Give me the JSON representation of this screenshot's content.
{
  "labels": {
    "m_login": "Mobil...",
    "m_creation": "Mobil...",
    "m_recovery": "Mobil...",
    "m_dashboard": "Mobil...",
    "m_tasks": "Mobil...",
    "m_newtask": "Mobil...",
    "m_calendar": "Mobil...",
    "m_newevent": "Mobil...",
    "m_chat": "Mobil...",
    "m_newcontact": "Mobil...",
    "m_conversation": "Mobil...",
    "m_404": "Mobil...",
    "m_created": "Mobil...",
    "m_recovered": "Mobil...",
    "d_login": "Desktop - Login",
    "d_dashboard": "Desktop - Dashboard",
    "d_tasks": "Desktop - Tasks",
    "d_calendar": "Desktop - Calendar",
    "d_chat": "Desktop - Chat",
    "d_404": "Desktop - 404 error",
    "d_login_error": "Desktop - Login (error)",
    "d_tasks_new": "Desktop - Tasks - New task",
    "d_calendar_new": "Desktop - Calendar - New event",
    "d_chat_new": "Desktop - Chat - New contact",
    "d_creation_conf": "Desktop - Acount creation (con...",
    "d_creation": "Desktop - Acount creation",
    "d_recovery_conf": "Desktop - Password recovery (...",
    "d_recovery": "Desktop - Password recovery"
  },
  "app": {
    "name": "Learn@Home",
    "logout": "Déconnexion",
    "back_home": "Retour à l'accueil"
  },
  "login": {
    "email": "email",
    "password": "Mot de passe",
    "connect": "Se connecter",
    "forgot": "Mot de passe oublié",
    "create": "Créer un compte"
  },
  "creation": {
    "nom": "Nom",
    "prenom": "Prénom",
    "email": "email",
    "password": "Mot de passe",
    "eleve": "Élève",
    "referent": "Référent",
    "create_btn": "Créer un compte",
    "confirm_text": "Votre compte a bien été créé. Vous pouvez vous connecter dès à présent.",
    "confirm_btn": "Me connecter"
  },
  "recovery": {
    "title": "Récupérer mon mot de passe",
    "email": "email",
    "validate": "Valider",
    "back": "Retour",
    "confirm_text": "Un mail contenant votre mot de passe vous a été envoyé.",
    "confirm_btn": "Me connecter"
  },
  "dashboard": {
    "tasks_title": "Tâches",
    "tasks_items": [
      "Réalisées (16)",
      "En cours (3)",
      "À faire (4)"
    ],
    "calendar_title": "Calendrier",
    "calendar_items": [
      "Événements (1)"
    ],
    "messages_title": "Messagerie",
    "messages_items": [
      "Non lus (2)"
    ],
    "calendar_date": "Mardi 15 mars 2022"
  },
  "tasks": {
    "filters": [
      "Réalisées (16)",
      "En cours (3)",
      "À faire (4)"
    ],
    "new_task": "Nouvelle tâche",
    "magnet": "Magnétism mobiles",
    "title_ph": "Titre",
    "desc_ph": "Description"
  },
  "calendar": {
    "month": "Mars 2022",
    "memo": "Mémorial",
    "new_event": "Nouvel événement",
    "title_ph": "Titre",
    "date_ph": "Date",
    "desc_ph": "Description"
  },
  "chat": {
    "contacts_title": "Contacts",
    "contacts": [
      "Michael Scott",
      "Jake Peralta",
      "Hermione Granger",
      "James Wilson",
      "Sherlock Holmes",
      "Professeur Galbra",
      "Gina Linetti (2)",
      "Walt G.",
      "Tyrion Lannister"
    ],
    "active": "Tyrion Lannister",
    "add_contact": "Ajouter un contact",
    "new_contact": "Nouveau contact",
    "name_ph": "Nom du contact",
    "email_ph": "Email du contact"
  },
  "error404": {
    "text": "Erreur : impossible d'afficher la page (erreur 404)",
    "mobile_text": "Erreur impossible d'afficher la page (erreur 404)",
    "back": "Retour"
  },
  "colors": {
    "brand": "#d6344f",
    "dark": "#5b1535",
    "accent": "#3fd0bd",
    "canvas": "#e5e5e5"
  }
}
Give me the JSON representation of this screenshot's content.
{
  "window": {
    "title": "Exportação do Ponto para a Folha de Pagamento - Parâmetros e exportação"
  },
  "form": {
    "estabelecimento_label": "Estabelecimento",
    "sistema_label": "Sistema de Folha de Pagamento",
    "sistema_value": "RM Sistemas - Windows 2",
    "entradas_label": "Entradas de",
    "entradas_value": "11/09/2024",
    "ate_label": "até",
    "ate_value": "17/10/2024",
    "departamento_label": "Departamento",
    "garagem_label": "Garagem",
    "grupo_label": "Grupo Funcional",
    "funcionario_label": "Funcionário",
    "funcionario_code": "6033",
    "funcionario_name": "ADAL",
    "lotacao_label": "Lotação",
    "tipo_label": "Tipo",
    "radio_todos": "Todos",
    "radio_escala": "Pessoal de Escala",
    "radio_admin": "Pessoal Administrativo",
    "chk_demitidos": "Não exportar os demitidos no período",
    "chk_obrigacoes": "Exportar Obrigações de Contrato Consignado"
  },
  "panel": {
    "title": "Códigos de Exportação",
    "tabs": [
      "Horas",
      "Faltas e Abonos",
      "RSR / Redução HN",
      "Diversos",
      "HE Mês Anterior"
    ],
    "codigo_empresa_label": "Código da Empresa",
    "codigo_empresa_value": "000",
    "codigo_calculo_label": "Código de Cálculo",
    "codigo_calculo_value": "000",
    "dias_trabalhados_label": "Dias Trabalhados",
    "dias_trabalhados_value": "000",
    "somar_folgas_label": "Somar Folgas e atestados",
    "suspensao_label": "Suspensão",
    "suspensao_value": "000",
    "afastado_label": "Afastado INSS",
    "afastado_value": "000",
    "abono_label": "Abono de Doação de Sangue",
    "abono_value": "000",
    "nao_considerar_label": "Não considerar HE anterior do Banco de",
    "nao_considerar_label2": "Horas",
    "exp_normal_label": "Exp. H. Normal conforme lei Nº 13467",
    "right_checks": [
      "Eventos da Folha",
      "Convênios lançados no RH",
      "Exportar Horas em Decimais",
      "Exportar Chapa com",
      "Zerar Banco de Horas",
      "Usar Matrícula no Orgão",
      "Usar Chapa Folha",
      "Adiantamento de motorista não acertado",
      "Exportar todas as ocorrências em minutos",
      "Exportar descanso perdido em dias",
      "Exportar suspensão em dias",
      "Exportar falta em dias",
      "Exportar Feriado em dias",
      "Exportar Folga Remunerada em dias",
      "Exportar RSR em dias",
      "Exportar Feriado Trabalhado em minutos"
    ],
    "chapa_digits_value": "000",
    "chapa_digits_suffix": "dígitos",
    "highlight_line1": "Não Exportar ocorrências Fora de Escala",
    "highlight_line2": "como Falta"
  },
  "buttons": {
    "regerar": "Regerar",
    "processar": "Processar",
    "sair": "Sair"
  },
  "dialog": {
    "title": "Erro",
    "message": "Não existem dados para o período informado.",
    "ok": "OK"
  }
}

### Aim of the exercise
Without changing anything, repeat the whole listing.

### Result
Give me the JSON representation of this screenshot's content.
{
  "labels": {
    "m_login": "Mobil...",
    "m_creation": "Mobil...",
    "m_recovery": "Mobil...",
    "m_dashboard": "Mobil...",
    "m_tasks": "Mobil...",
    "m_newtask": "Mobil...",
    "m_calendar": "Mobil...",
    "m_newevent": "Mobil...",
    "m_chat": "Mobil...",
    "m_newcontact": "Mobil...",
    "m_conversation": "Mobil...",
    "m_404": "Mobil...",
    "m_created": "Mobil...",
    "m_recovered": "Mobil...",
    "d_login": "Desktop - Login",
    "d_dashboard": "Desktop - Dashboard",
    "d_tasks": "Desktop - Tasks",
    "d_calendar": "Desktop - Calendar",
    "d_chat": "Desktop - Chat",
    "d_404": "Desktop - 404 error",
    "d_login_error": "Desktop - Login (error)",
    "d_tasks_new": "Desktop - Tasks - New task",
    "d_calendar_new": "Desktop - Calendar - New event",
    "d_chat_new": "Desktop - Chat - New contact",
    "d_creation_conf": "Desktop - Acount creation (con...",
    "d_creation": "Desktop - Acount creation",
    "d_recovery_conf": "Desktop - Password recovery (...",
    "d_recovery": "Desktop - Password recovery"
  },
  "app": {
    "name": "Learn@Home",
    "logout": "Déconnexion",
    "back_home": "Retour à l'accueil"
  },
  "login": {
    "email": "email",
    "password": "Mot de passe",
    "connect": "Se connecter",
    "forgot": "Mot de passe oublié",
    "create": "Créer un compte"
  },
  "creation": {
    "nom": "Nom",
    "prenom": "Prénom",
    "email": "email",
    "password": "Mot de passe",
    "eleve": "Élève",
    "referent": "Référent",
    "create_btn": "Créer un compte",
    "confirm_text": "Votre compte a bien été créé. Vous pouvez vous connecter dès à présent.",
    "confirm_btn": "Me connecter"
  },
  "recovery": {
    "title": "Récupérer mon mot de passe",
    "email": "email",
    "validate": "Valider",
    "back": "Retour",
    "confirm_text": "Un mail contenant votre mot de passe vous a été envoyé.",
    "confirm_btn": "Me connecter"
  },
  "dashboard": {
    "tasks_title": "Tâches",
    "tasks_items": [
      "Réalisées (16)",
      "En cours (3)",
      "À faire (4)"
    ],
    "calendar_title": "Calendrier",
    "calendar_items": [
      "Événements (1)"
    ],
    "messages_title": "Messagerie",
    "messages_items": [
      "Non lus (2)"
    ],
    "calendar_date": "Mardi 15 mars 2022"
  },
  "tasks": {
    "filters": [
      "Réalisées (16)",
      "En cours (3)",
      "À faire (4)"
    ],
    "new_task": "Nouvelle tâche",
    "magnet": "Magnétism mobiles",
    "title_ph": "Titre",
    "desc_ph": "Description"
  },
  "calendar": {
    "month": "Mars 2022",
    "memo": "Mémorial",
    "new_event": "Nouvel événement",
    "title_ph": "Titre",
    "date_ph": "Date",
    "desc_ph": "Description"
  },
  "chat": {
    "contacts_title": "Contacts",
    "contacts": [
      "Michael Scott",
      "Jake Peralta",
      "Hermione Granger",
      "James Wilson",
      "Sherlock Holmes",
      "Professeur Galbra",
      "Gina Linetti (2)",
      "Walt G.",
      "Tyrion Lannister"
    ],
    "active": "Tyrion Lannister",
    "add_contact": "Ajouter un contact",
    "new_contact": "Nouveau contact",
    "name_ph": "Nom du contact",
    "email_ph": "Email du contact"
  },
  "error404": {
    "text": "Erreur : impossible d'afficher la page (erreur 404)",
    "mobile_text": "Erreur impossible d'afficher la page (erreur 404)",
    "back": "Retour"
  },
  "colors": {
    "brand": "#d6344f",
    "dark": "#5b1535",
    "accent": "#3fd0bd",
    "canvas": "#e5e5e5"
  }
}
Give me the JSON representation of this screenshot's content.
{
  "window": {
    "title": "Exportação do Ponto para a Folha de Pagamento - Parâmetros e exportação"
  },
  "form": {
    "estabelecimento_label": "Estabelecimento",
    "sistema_label": "Sistema de Folha de Pagamento",
    "sistema_value": "RM Sistemas - Windows 2",
    "entradas_label": "Entradas de",
    "entradas_value": "11/09/2024",
    "ate_label": "até",
    "ate_value": "17/10/2024",
    "departamento_label": "Departamento",
    "garagem_label": "Garagem",
    "grupo_label": "Grupo Funcional",
    "funcionario_label": "Funcionário",
    "funcionario_code": "6033",
    "funcionario_name": "ADAL",
    "lotacao_label": "Lotação",
    "tipo_label": "Tipo",
    "radio_todos": "Todos",
    "radio_escala": "Pessoal de Escala",
    "radio_admin": "Pessoal Administrativo",
    "chk_demitidos": "Não exportar os demitidos no período",
    "chk_obrigacoes": "Exportar Obrigações de Contrato Consignado"
  },
  "panel": {
    "title": "Códigos de Exportação",
    "tabs": [
      "Horas",
      "Faltas e Abonos",
      "RSR / Redução HN",
      "Diversos",
      "HE Mês Anterior"
    ],
    "codigo_empresa_label": "Código da Empresa",
    "codigo_empresa_value": "000",
    "codigo_calculo_label": "Código de Cálculo",
    "codigo_calculo_value": "000",
    "dias_trabalhados_label": "Dias Trabalhados",
    "dias_trabalhados_value": "000",
    "somar_folgas_label": "Somar Folgas e atestados",
    "suspensao_label": "Suspensão",
    "suspensao_value": "000",
    "afastado_label": "Afastado INSS",
    "afastado_value": "000",
    "abono_label": "Abono de Doação de Sangue",
    "abono_value": "000",
    "nao_considerar_label": "Não considerar HE anterior do Banco de",
    "nao_considerar_label2": "Horas",
    "exp_normal_label": "Exp. H. Normal conforme lei Nº 13467",
    "right_checks": [
      "Eventos da Folha",
      "Convênios lançados no RH",
      "Exportar Horas em Decimais",
      "Exportar Chapa com",
      "Zerar Banco de Horas",
      "Usar Matrícula no Orgão",
      "Usar Chapa Folha",
      "Adiantamento de motorista não acertado",
      "Exportar todas as ocorrências em minutos",
      "Exportar descanso perdido em dias",
      "Exportar suspensão em dias",
      "Exportar falta em dias",
      "Exportar Feriado em dias",
      "Exportar Folga Remunerada em dias",
      "Exportar RSR em dias",
      "Exportar Feriado Trabalhado em minutos"
    ],
    "chapa_digits_value": "000",
    "chapa_digits_suffix": "dígitos",
    "highlight_line1": "Não Exportar ocorrências Fora de Escala",
    "highlight_line2": "como Falta"
  },
  "buttons": {
    "regerar": "Regerar",
    "processar": "Processar",
    "sair": "Sair"
  },
  "dialog": {
    "title": "Erro",
    "message": "Não existem dados para o período informado.",
    "ok": "OK"
  }
}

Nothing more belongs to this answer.